Do you enjoy Atari’s old vector arcade games, with the unique glow of a real vector monitor? Maybe even appreciate the discrete vector drawing engine implemented on a baking-tray sized circuit board? But don’t want to install an arcade cabinet the size of a refrigerator in your living room?

I built a half-size Asteroids cabinet, using a vintage game circuit board and a real vector monitor – a small one from a broken Vectrex, a home gaming console that came out just a few years after Asteroids hit the arcades. It took an additional homebrew circuit board to drive the Vectrex monitor fast enough for the Asteroids drawing speed.

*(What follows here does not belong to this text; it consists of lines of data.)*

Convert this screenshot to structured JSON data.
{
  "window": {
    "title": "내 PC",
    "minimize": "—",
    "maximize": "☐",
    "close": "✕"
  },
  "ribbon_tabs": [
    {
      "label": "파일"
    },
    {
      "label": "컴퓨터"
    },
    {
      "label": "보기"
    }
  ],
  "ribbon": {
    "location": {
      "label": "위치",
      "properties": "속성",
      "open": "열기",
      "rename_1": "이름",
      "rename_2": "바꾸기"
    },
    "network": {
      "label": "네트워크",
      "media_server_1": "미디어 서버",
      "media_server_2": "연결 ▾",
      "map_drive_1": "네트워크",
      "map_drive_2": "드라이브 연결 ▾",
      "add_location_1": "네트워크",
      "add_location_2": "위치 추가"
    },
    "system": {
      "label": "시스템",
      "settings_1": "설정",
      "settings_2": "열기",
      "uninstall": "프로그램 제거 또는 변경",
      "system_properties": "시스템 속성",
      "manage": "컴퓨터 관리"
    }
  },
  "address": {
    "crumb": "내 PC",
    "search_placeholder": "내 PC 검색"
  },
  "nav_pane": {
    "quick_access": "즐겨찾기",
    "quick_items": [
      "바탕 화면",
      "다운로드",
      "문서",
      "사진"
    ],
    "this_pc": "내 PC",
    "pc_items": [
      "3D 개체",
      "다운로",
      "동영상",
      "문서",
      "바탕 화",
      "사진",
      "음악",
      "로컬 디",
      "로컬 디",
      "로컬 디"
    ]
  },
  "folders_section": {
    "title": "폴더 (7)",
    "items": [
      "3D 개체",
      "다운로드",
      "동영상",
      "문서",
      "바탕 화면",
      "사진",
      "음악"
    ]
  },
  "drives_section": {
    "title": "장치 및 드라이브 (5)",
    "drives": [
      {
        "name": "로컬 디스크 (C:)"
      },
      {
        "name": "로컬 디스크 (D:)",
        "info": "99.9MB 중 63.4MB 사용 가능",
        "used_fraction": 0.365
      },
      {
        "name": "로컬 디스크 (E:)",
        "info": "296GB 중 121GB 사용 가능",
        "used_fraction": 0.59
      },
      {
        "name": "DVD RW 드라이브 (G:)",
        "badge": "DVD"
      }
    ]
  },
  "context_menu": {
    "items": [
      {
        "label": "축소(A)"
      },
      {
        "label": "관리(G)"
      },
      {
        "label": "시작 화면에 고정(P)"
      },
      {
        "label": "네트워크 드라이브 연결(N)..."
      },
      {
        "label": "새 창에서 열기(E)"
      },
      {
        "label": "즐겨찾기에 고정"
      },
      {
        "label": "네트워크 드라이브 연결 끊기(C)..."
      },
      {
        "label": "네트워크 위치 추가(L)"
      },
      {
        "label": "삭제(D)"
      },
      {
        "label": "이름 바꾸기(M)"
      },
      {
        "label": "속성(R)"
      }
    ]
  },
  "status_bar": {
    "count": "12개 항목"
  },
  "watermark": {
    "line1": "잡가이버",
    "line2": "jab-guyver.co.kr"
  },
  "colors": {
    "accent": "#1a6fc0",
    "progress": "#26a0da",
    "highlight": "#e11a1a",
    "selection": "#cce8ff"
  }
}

Half-scale Asteroids bartop cabinet

Front view, featuring the vector monitor, illuminated marquee and full-size control panel.

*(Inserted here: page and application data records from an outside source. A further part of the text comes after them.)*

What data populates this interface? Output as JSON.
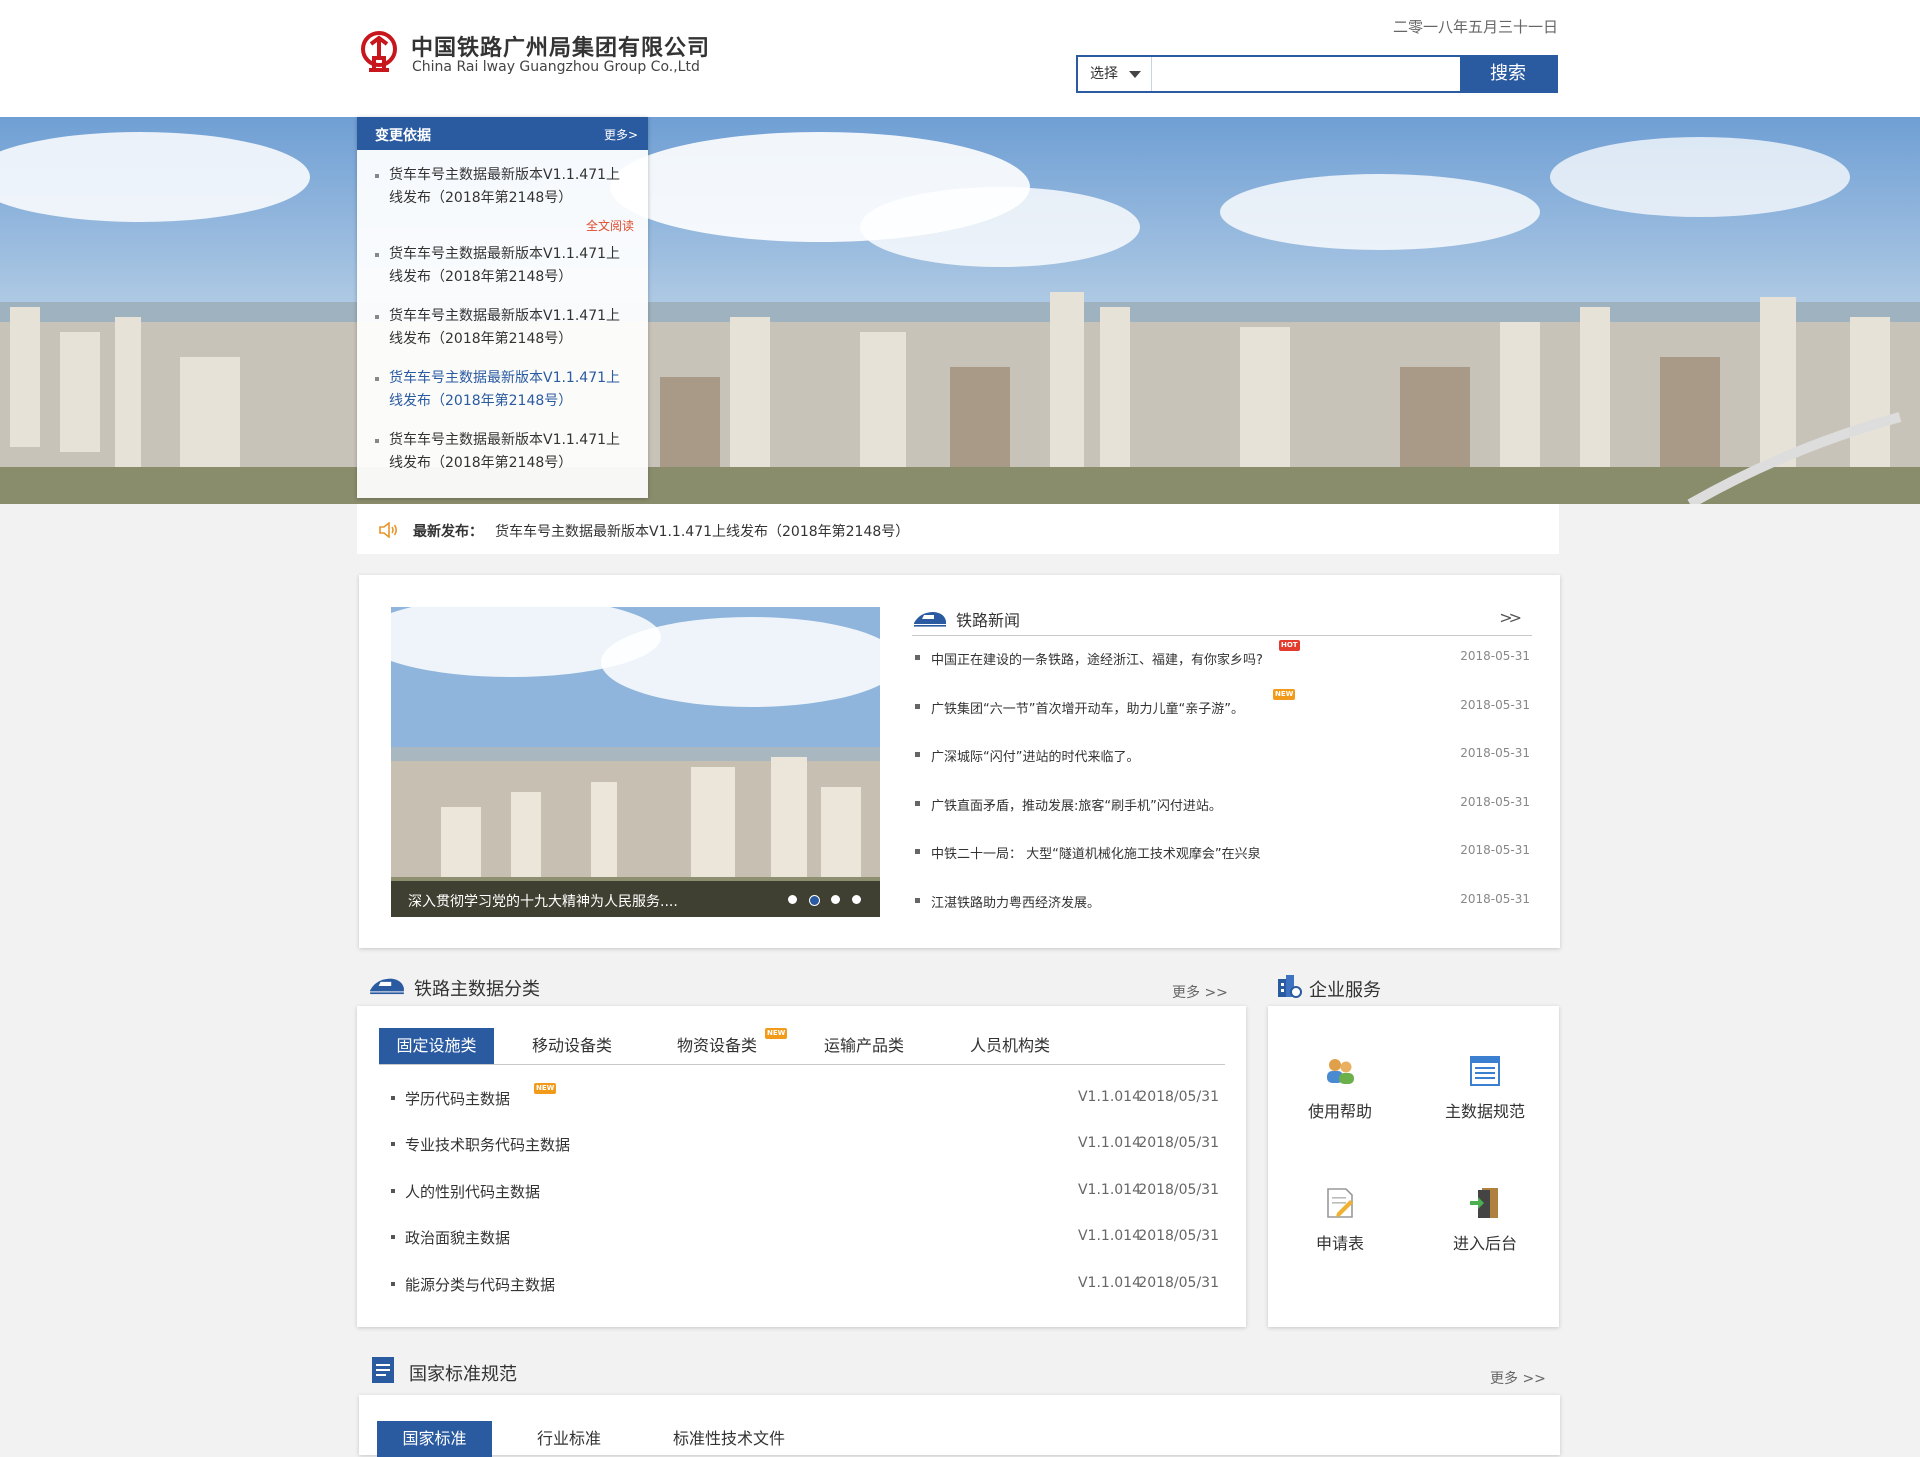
{
  "header": {
    "org_name_cn": "中国铁路广州局集团有限公司",
    "org_name_en": "China Rai lway Guangzhou Group Co.,Ltd",
    "date": "二零一八年五月三十一日"
  },
  "search": {
    "select_label": "选择",
    "placeholder": "",
    "button_label": "搜索"
  },
  "notice": {
    "title": "变更依据",
    "more": "更多>",
    "read_full": "全文阅读",
    "items": [
      {
        "line1": "货车车号主数据最新版本V1.1.471上",
        "line2": "线发布（2018年第2148号）"
      },
      {
        "line1": "货车车号主数据最新版本V1.1.471上",
        "line2": "线发布（2018年第2148号）"
      },
      {
        "line1": "货车车号主数据最新版本V1.1.471上",
        "line2": "线发布（2018年第2148号）"
      },
      {
        "line1": "货车车号主数据最新版本V1.1.471上",
        "line2": "线发布（2018年第2148号）"
      },
      {
        "line1": "货车车号主数据最新版本V1.1.471上",
        "line2": "线发布（2018年第2148号）"
      }
    ]
  },
  "ticker": {
    "label": "最新发布：",
    "text": "货车车号主数据最新版本V1.1.471上线发布（2018年第2148号）"
  },
  "news": {
    "title": "铁路新闻",
    "more": ">>",
    "caption": "深入贯彻学习党的十九大精神为人民服务....",
    "items": [
      {
        "title": "中国正在建设的一条铁路，途经浙江、福建，有你家乡吗?",
        "date": "2018-05-31",
        "badge": "HOT"
      },
      {
        "title": "广铁集团“六一节”首次增开动车，助力儿童“亲子游”。",
        "date": "2018-05-31",
        "badge": "NEW"
      },
      {
        "title": "广深城际“闪付”进站的时代来临了。",
        "date": "2018-05-31"
      },
      {
        "title": "广铁直面矛盾，推动发展:旅客“刷手机”闪付进站。",
        "date": "2018-05-31"
      },
      {
        "title": "中铁二十一局： 大型“隧道机械化施工技术观摩会”在兴泉",
        "date": "2018-05-31"
      },
      {
        "title": "江湛铁路助力粤西经济发展。",
        "date": "2018-05-31"
      }
    ]
  },
  "master_data": {
    "title": "铁路主数据分类",
    "more": "更多 >>",
    "tabs": [
      "固定设施类",
      "移动设备类",
      "物资设备类",
      "运输产品类",
      "人员机构类"
    ],
    "tab_badge": "NEW",
    "rows": [
      {
        "name": "学历代码主数据",
        "version": "V1.1.014",
        "date": "2018/05/31",
        "badge": "NEW"
      },
      {
        "name": "专业技术职务代码主数据",
        "version": "V1.1.014",
        "date": "2018/05/31"
      },
      {
        "name": "人的性别代码主数据",
        "version": "V1.1.014",
        "date": "2018/05/31"
      },
      {
        "name": "政治面貌主数据",
        "version": "V1.1.014",
        "date": "2018/05/31"
      },
      {
        "name": "能源分类与代码主数据",
        "version": "V1.1.014",
        "date": "2018/05/31"
      }
    ]
  },
  "services": {
    "title": "企业服务",
    "items": [
      {
        "label": "使用帮助",
        "icon": "users-help-icon"
      },
      {
        "label": "主数据规范",
        "icon": "document-list-icon"
      },
      {
        "label": "申请表",
        "icon": "form-edit-icon"
      },
      {
        "label": "进入后台",
        "icon": "door-enter-icon"
      }
    ]
  },
  "standards": {
    "title": "国家标准规范",
    "more": "更多 >>",
    "tabs": [
      "国家标准",
      "行业标准",
      "标准性技术文件"
    ]
  },
  "colors": {
    "brand_blue": "#2a5aa0",
    "hot_red": "#e33c2e",
    "new_orange": "#f29a1a",
    "read_red": "#e04b2a"
  }
}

Rear view of completed cabinet

The back shows off the Asteroids circuit board, behind a Perspex pane. Note the integrated carrying handle on top: Try that with a full-size cabinet!

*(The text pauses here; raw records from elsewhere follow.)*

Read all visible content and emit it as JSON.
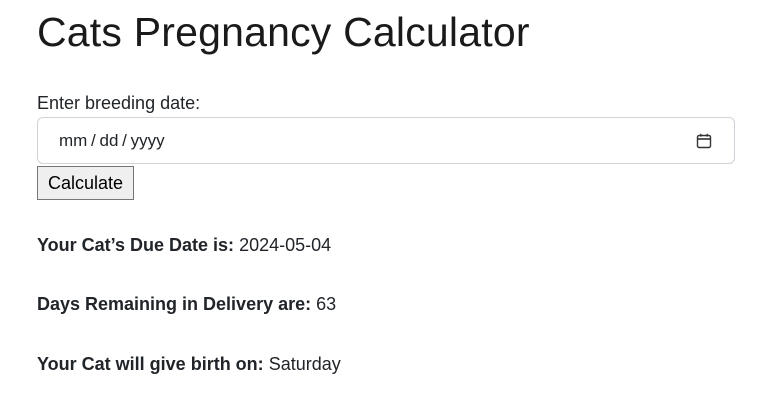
{
  "page": {
    "title": "Cats Pregnancy Calculator"
  },
  "form": {
    "date_label": "Enter breeding date:",
    "date_placeholder": "mm / dd / yyyy",
    "calculate_label": "Calculate"
  },
  "results": {
    "due_date_label": "Your Cat’s Due Date is:",
    "due_date_value": "2024-05-04",
    "days_remaining_label": "Days Remaining in Delivery are:",
    "days_remaining_value": "63",
    "birth_day_label": "Your Cat will give birth on:",
    "birth_day_value": "Saturday"
  },
  "icons": {
    "date_picker": "calendar-icon"
  },
  "colors": {
    "text": "#212529",
    "input_border": "#ced4da",
    "button_bg": "#efefef",
    "button_border": "#767676"
  }
}
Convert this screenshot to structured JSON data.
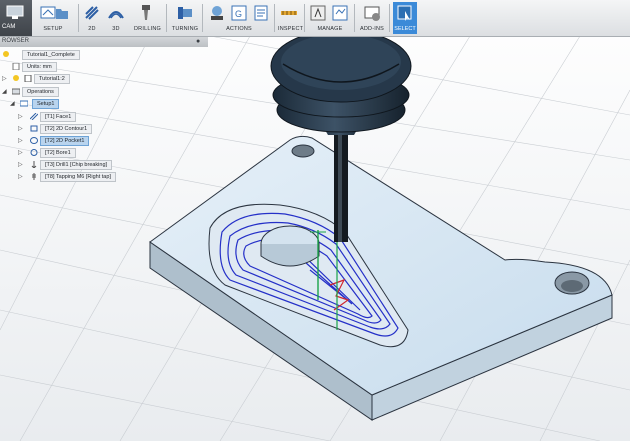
{
  "toolbar": {
    "workspace": "CAM",
    "groups": [
      {
        "label": "SETUP",
        "icon": "setup-icon"
      },
      {
        "label": "2D",
        "icon": "2d-toolpath-icon"
      },
      {
        "label": "3D",
        "icon": "3d-toolpath-icon"
      },
      {
        "label": "DRILLING",
        "icon": "drill-icon"
      },
      {
        "label": "TURNING",
        "icon": "turning-icon"
      },
      {
        "label": "ACTIONS",
        "icon": "actions-icon"
      },
      {
        "label": "INSPECT",
        "icon": "inspect-icon"
      },
      {
        "label": "MANAGE",
        "icon": "manage-icon"
      },
      {
        "label": "ADD-INS",
        "icon": "addins-icon"
      },
      {
        "label": "SELECT",
        "icon": "select-cursor-icon"
      }
    ]
  },
  "browser": {
    "header": "ROWSER",
    "items": [
      {
        "label": "Tutorial1_Complete"
      },
      {
        "label": "Units: mm"
      },
      {
        "label": "Tutorial1:2"
      },
      {
        "label": "Operations"
      },
      {
        "label": "Setup1"
      },
      {
        "label": "[T1] Face1"
      },
      {
        "label": "[T2] 2D Contour1"
      },
      {
        "label": "[T2] 2D Pocket1"
      },
      {
        "label": "[T2] Bore1"
      },
      {
        "label": "[T3] Drill1 [Chip breaking]"
      },
      {
        "label": "[T8] Tapping M6 [Right tap]"
      }
    ]
  },
  "colors": {
    "part": "#cfe1f0",
    "toolpath": "#2530c8",
    "highlight": "#3b8ad8"
  }
}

As you can see from the images, I did not aim for an exact replica of Atari’s cabinet shape. Rather, my goal was to build a cabinet that is comfortably playable when placed on a table or a shelf – and, of course, which has room for the vintage components and the infrastructure they need. The Asteroids circuit board determines the cabinet height, which is a bit taller than a typical bartop cab.

This small web site shows some pictures of my cabinet, explains some of the non-obvious aspects of putting it together, and provides details on the homebrew XY deflection board for the monitor. Please use the menu on the left to get around.

Here’s what you need to build something like this:

No good Vectrex was harmed in the making of this game. ;-) I found a broken Vectrex, with missing controller and non-working game PCB – just the XY display turned out to be working. Perfect for this project!

Did I mention that this project was featured on Hackaday, back when I had just built it? :-)

Safety Notice


You will be working with mains power when building this, and with even higher voltages (up to 6 kV) when dealing with the CRT display. This implies risks of fire and electric shock. Be sure to keep yourself safe during the build process, and to build a system that is safe to use! I will not provide any specific safety instructions here – if you are not confident that you have the adequate technical background, please seek assistance from somebody with the required expertise!